Officials Need Permanent Solution for Baker Bay Dredging Project Funding (USA)
The dredging crane working these last weeks in Baker Bay gives an incomplete picture of the complexity of the issues lurking in the silt and sand below the surface of the bay.
The political clout needed to annually lobby for federal dredging funds is taking its toll on Chinook and Ilwaco port managers, Dan Todd and Jim Neva respectively, and other local fisheries advocates. Dredging every two or three years is a must to keep the ports open.
Todd put it bluntly, “If we lose Murray in this election, we could lose our earmark for dredging.”
“Some years there’s money and some years there’s not. Senator Murray is on the waterways and transportation committee and she has a lot of pull. She holds the President’s ear because she is so high ranking,” he continued.
“Baird and Murray have made sure we get our appropriations for dredging, but this election makes me very nervous. The last time we had a Republican Senate and Congress, there was no money for small ports and we went several years with no dredging. I lost boats because of it.”
“We’ve got to fight for every dollar we get. A lot of people don’t understand that,” he added.
The funds for dredging Baker Bay for port access come primarily from federal allocations. First money is “appropriated” but that is not the end of the story because that appropriation must be funded. Once the funding is established, the project must still be voted on and approved. It is a complex and arcane political dance.
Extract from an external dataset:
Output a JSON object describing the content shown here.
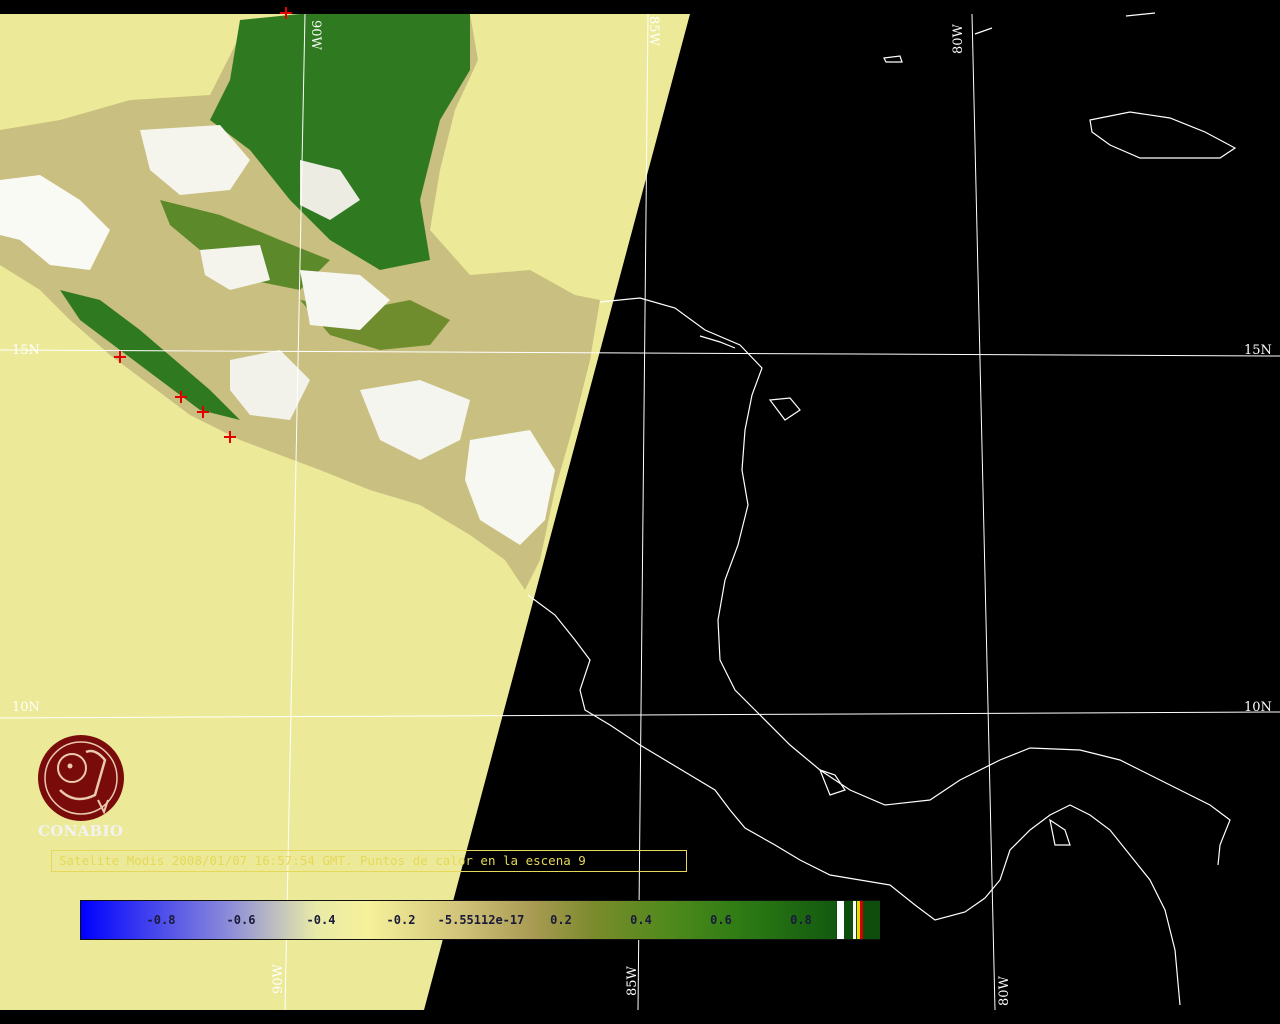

By Cate Gable (chinookobserver)
Source: chinookobserver, October 27, 2010;